The Hague, Aug 22 (efe-epa).- Around 600 million euros ($707m) worth of bicycles were stolen in the Netherlands last year with street gangs increasingly targeting high-end models and e-bikes in order to sell them abroad or strip them down for parts.
Why do the Dutch ride such old bicycles? It is a frequent question from visitors unaccustomed to seeing the rickety contraptions favored even by the country’s prime minister, Mark Rutte.
A possible answer is that they are less likely to be stolen. Penalties for bike theft are low, as are the chances of catching the culprit or recovering one of the estimated 1,500 bicycles that disappear off the streets every day in the Netherlands.
The older the bike, the less attractive it is for the gangs, who are becoming more and more organized in their shady activities, forcibly removing bikes chained up in the street and even robbing stores and private houses.
Jos Kuppens, from the Dutch investigation agency Bureau Beke, led a seminar on bike theft in the Netherlands this week.
Authorities were observing “a surge in more organized gangs and individuals operating in quite a professional manner,” he said, adding: “the price of bikes is going up, and so they become more attractive to steal.”
Thefts on demand were also on the rise, Kuppens said.
“A vendor will tell a thief where to look because someone has just bought two bicycles.”

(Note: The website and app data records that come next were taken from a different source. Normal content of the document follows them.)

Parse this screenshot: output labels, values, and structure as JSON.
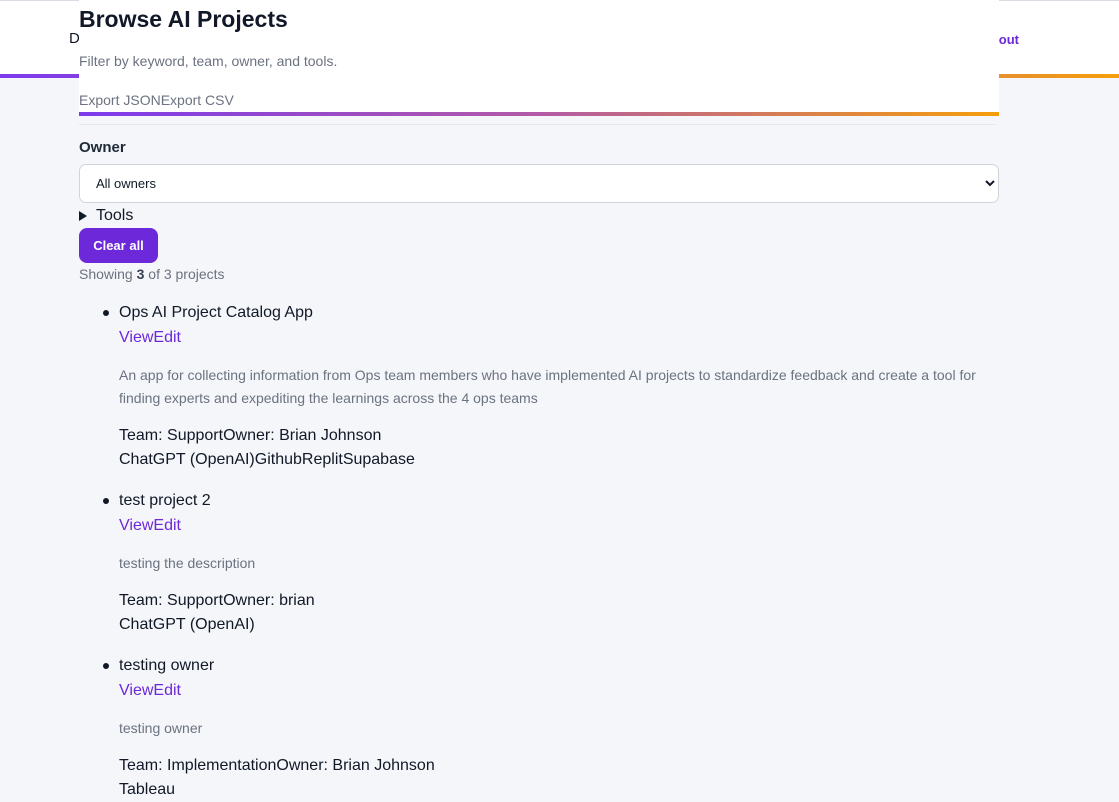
{
  "header": {
    "brand_initial": "D",
    "action_label": "out"
  },
  "page": {
    "title": "Browse AI Projects",
    "subtitle": "Filter by keyword, team, owner, and tools.",
    "export_json_label": "Export JSON",
    "export_csv_label": "Export CSV"
  },
  "filters": {
    "owner_label": "Owner",
    "owner_selected": "All owners",
    "tools_label": "Tools",
    "clear_label": "Clear all"
  },
  "results": {
    "prefix": "Showing",
    "shown": "3",
    "middle": "of 3 projects"
  },
  "projects": [
    {
      "name": "Ops AI Project Catalog App",
      "view_label": "View",
      "edit_label": "Edit",
      "description": "An app for collecting information from Ops team members who have implemented AI projects to standardize feedback and create a tool for finding experts and expediting the learnings across the 4 ops teams",
      "team": "Team: Support",
      "owner": "Owner: Brian Johnson",
      "tools": [
        "ChatGPT (OpenAI)",
        "Github",
        "Replit",
        "Supabase"
      ]
    },
    {
      "name": "test project 2",
      "view_label": "View",
      "edit_label": "Edit",
      "description": "testing the description",
      "team": "Team: Support",
      "owner": "Owner: brian",
      "tools": [
        "ChatGPT (OpenAI)"
      ]
    },
    {
      "name": "testing owner",
      "view_label": "View",
      "edit_label": "Edit",
      "description": "testing owner",
      "team": "Team: Implementation",
      "owner": "Owner: Brian Johnson",
      "tools": [
        "Tableau"
      ]
    }
  ],
  "colors": {
    "accent": "#6d28d9",
    "gradient_start": "#7c3aed",
    "gradient_end": "#f59e0b",
    "muted_text": "#6b7280"
  }
}
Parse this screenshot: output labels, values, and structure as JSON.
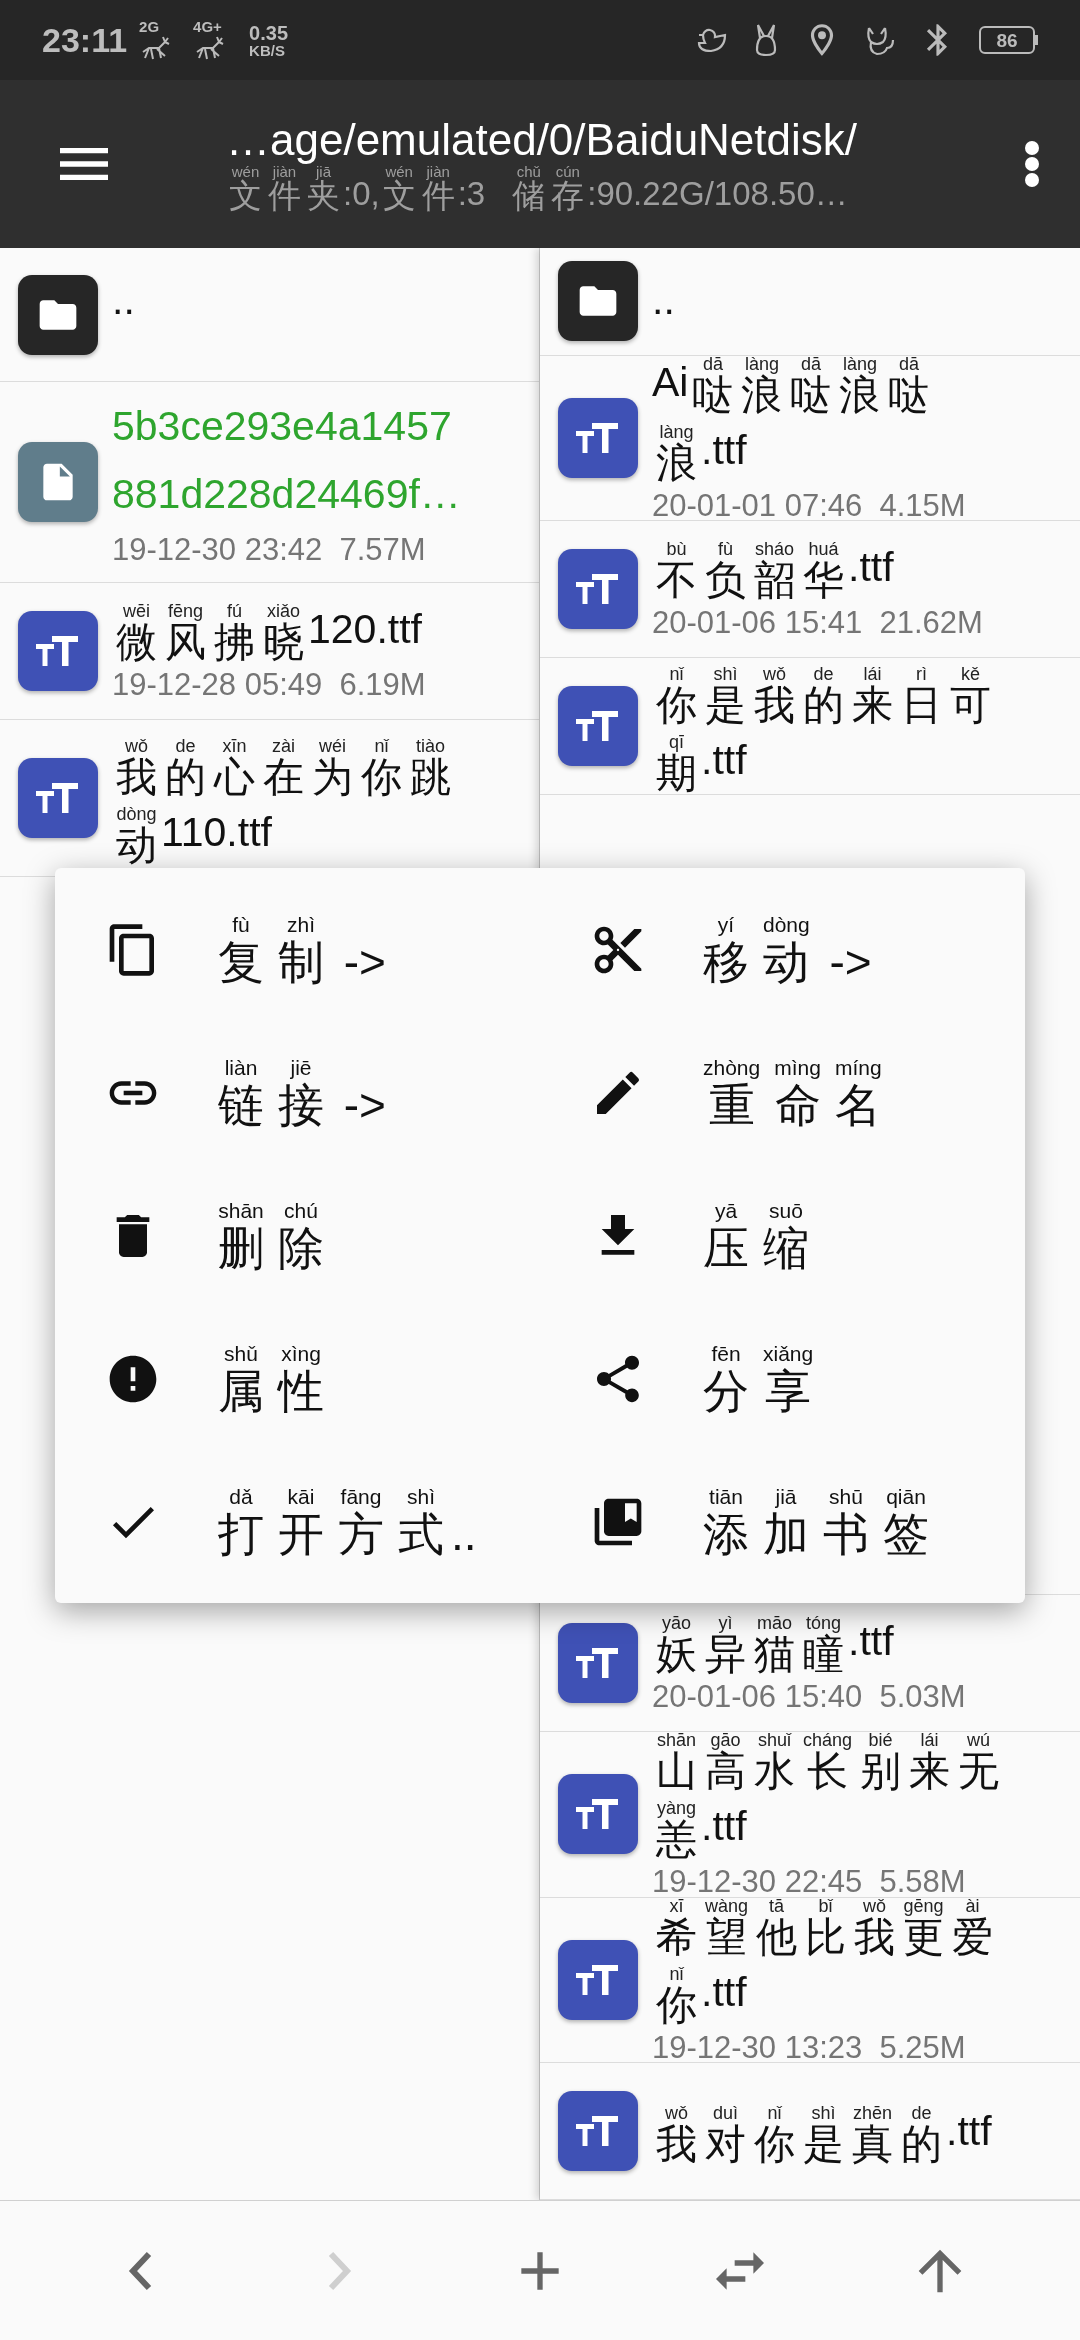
{
  "status_bar": {
    "time": "23:11",
    "sim1": "2G",
    "sim2": "4G+",
    "speed": "0.35",
    "speed_unit": "KB/S",
    "battery": "86"
  },
  "app_bar": {
    "path": "…age/emulated/0/BaiduNetdisk/",
    "folder_stats": [
      [
        "wén",
        "文"
      ],
      [
        "jiàn",
        "件"
      ],
      [
        "jiā",
        "夹"
      ],
      [
        ":0,"
      ],
      [
        "wén",
        "文"
      ],
      [
        "jiàn",
        "件"
      ],
      [
        ":3"
      ]
    ],
    "storage": [
      [
        "chǔ",
        "储"
      ],
      [
        "cún",
        "存"
      ],
      [
        ":90.22G/108.50…"
      ]
    ]
  },
  "left_pane": [
    {
      "kind": "folder",
      "selected": false,
      "name": [
        [
          ".."
        ]
      ]
    },
    {
      "kind": "file",
      "selected": true,
      "name": [
        [
          "5b3ce293e4a1457881d228d24469f…"
        ]
      ],
      "info": "19-12-30 23:42  7.57M"
    },
    {
      "kind": "font",
      "selected": false,
      "name": [
        [
          "wēi",
          "微"
        ],
        [
          "fēng",
          "风"
        ],
        [
          "fú",
          "拂"
        ],
        [
          "xiǎo",
          "晓"
        ],
        [
          "120.ttf"
        ]
      ],
      "info": "19-12-28 05:49  6.19M"
    },
    {
      "kind": "font",
      "selected": false,
      "name": [
        [
          "wǒ",
          "我"
        ],
        [
          "de",
          "的"
        ],
        [
          "xīn",
          "心"
        ],
        [
          "zài",
          "在"
        ],
        [
          "wéi",
          "为"
        ],
        [
          "nǐ",
          "你"
        ],
        [
          "tiào",
          "跳"
        ],
        [
          "dòng",
          "动"
        ],
        [
          "110.ttf"
        ]
      ]
    }
  ],
  "right_pane_top": [
    {
      "kind": "folder",
      "selected": false,
      "name": [
        [
          ".."
        ]
      ]
    },
    {
      "kind": "font",
      "selected": false,
      "name": [
        [
          "Ai"
        ],
        [
          "dā",
          "哒"
        ],
        [
          "làng",
          "浪"
        ],
        [
          "dā",
          "哒"
        ],
        [
          "làng",
          "浪"
        ],
        [
          "dā",
          "哒"
        ],
        [
          "làng",
          "浪"
        ],
        [
          ".ttf"
        ]
      ],
      "info": "20-01-01 07:46  4.15M"
    },
    {
      "kind": "font",
      "selected": false,
      "name": [
        [
          "bù",
          "不"
        ],
        [
          "fù",
          "负"
        ],
        [
          "sháo",
          "韶"
        ],
        [
          "huá",
          "华"
        ],
        [
          ".ttf"
        ]
      ],
      "info": "20-01-06 15:41  21.62M"
    },
    {
      "kind": "font",
      "selected": false,
      "name": [
        [
          "nǐ",
          "你"
        ],
        [
          "shì",
          "是"
        ],
        [
          "wǒ",
          "我"
        ],
        [
          "de",
          "的"
        ],
        [
          "lái",
          "来"
        ],
        [
          "rì",
          "日"
        ],
        [
          "kě",
          "可"
        ],
        [
          "qī",
          "期"
        ],
        [
          ".ttf"
        ]
      ]
    }
  ],
  "right_pane_bottom": [
    {
      "kind": "font",
      "selected": false,
      "name": [
        [
          "yāo",
          "妖"
        ],
        [
          "yì",
          "异"
        ],
        [
          "māo",
          "猫"
        ],
        [
          "tóng",
          "瞳"
        ],
        [
          ".ttf"
        ]
      ],
      "info": "20-01-06 15:40  5.03M"
    },
    {
      "kind": "font",
      "selected": false,
      "name": [
        [
          "shān",
          "山"
        ],
        [
          "gāo",
          "高"
        ],
        [
          "shuǐ",
          "水"
        ],
        [
          "cháng",
          "长"
        ],
        [
          "bié",
          "别"
        ],
        [
          "lái",
          "来"
        ],
        [
          "wú",
          "无"
        ],
        [
          "yàng",
          "恙"
        ],
        [
          ".ttf"
        ]
      ],
      "info": "19-12-30 22:45  5.58M"
    },
    {
      "kind": "font",
      "selected": false,
      "name": [
        [
          "xī",
          "希"
        ],
        [
          "wàng",
          "望"
        ],
        [
          "tā",
          "他"
        ],
        [
          "bǐ",
          "比"
        ],
        [
          "wǒ",
          "我"
        ],
        [
          "gēng",
          "更"
        ],
        [
          "ài",
          "爱"
        ],
        [
          "nǐ",
          "你"
        ],
        [
          ".ttf"
        ]
      ],
      "info": "19-12-30 13:23  5.25M"
    },
    {
      "kind": "font",
      "selected": false,
      "name": [
        [
          "wǒ",
          "我"
        ],
        [
          "duì",
          "对"
        ],
        [
          "nǐ",
          "你"
        ],
        [
          "shì",
          "是"
        ],
        [
          "zhēn",
          "真"
        ],
        [
          "de",
          "的"
        ],
        [
          ".ttf"
        ]
      ]
    }
  ],
  "context_menu": [
    {
      "kind": "copy",
      "label": [
        [
          "fù",
          "复"
        ],
        [
          "zhì",
          "制"
        ],
        [
          " ->"
        ]
      ]
    },
    {
      "kind": "move",
      "label": [
        [
          "yí",
          "移"
        ],
        [
          "dòng",
          "动"
        ],
        [
          " ->"
        ]
      ]
    },
    {
      "kind": "link",
      "label": [
        [
          "liàn",
          "链"
        ],
        [
          "jiē",
          "接"
        ],
        [
          " ->"
        ]
      ]
    },
    {
      "kind": "rename",
      "label": [
        [
          "zhòng",
          "重"
        ],
        [
          "mìng",
          "命"
        ],
        [
          "míng",
          "名"
        ]
      ]
    },
    {
      "kind": "delete",
      "label": [
        [
          "shān",
          "删"
        ],
        [
          "chú",
          "除"
        ]
      ]
    },
    {
      "kind": "compress",
      "label": [
        [
          "yā",
          "压"
        ],
        [
          "suō",
          "缩"
        ]
      ]
    },
    {
      "kind": "properties",
      "label": [
        [
          "shǔ",
          "属"
        ],
        [
          "xìng",
          "性"
        ]
      ]
    },
    {
      "kind": "share",
      "label": [
        [
          "fēn",
          "分"
        ],
        [
          "xiǎng",
          "享"
        ]
      ]
    },
    {
      "kind": "open_with",
      "label": [
        [
          "dǎ",
          "打"
        ],
        [
          "kāi",
          "开"
        ],
        [
          "fāng",
          "方"
        ],
        [
          "shì",
          "式"
        ],
        [
          ".."
        ]
      ]
    },
    {
      "kind": "bookmark",
      "label": [
        [
          "tiān",
          "添"
        ],
        [
          "jiā",
          "加"
        ],
        [
          "shū",
          "书"
        ],
        [
          "qiān",
          "签"
        ]
      ]
    }
  ],
  "bottom_bar": [
    {
      "kind": "back",
      "disabled": false
    },
    {
      "kind": "forward",
      "disabled": true
    },
    {
      "kind": "add",
      "disabled": false
    },
    {
      "kind": "swap",
      "disabled": false
    },
    {
      "kind": "up",
      "disabled": false
    }
  ]
}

Electric bikes are a growing target for the gangs, but high-end road or city bicycles also disappear with frequency should the owner choose not to use one of the parking areas equipped with 24-hour surveillance.